__GOAL OF THE EXERCISE__: A single number is wanted: how many lines of the records below contain the word "grind".

__SOURCE MATERIAL__:
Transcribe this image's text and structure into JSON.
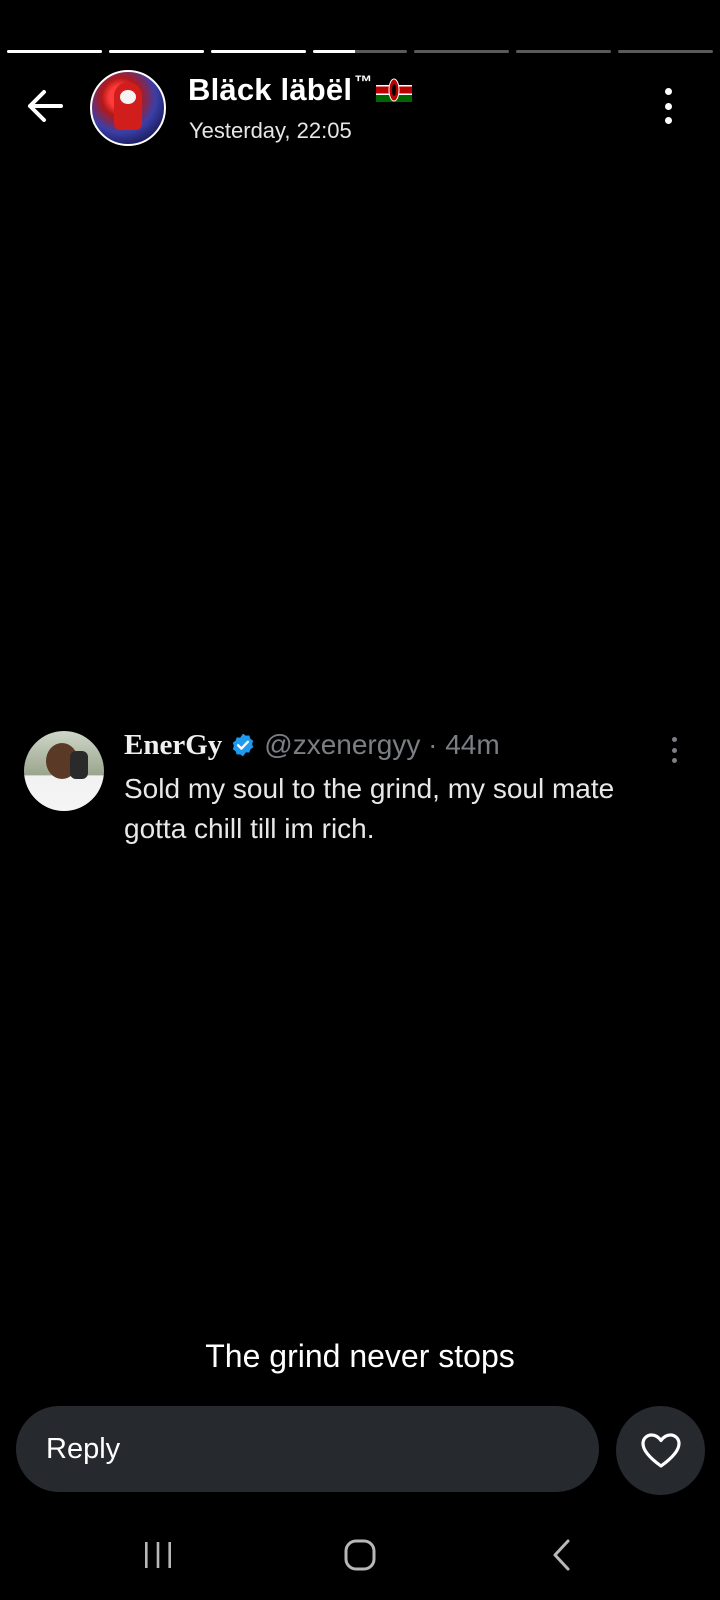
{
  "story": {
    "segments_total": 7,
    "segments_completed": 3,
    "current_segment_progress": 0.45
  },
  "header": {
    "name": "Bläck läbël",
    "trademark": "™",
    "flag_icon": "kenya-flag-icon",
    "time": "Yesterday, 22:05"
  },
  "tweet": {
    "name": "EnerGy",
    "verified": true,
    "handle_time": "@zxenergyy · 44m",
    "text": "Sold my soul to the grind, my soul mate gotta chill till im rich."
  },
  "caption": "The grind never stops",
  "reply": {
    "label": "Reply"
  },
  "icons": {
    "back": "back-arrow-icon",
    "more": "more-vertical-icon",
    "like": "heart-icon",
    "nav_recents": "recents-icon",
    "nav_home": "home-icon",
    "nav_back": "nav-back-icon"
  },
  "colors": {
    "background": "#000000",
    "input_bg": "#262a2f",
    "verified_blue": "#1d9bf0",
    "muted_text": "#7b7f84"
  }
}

__REPLY__: 2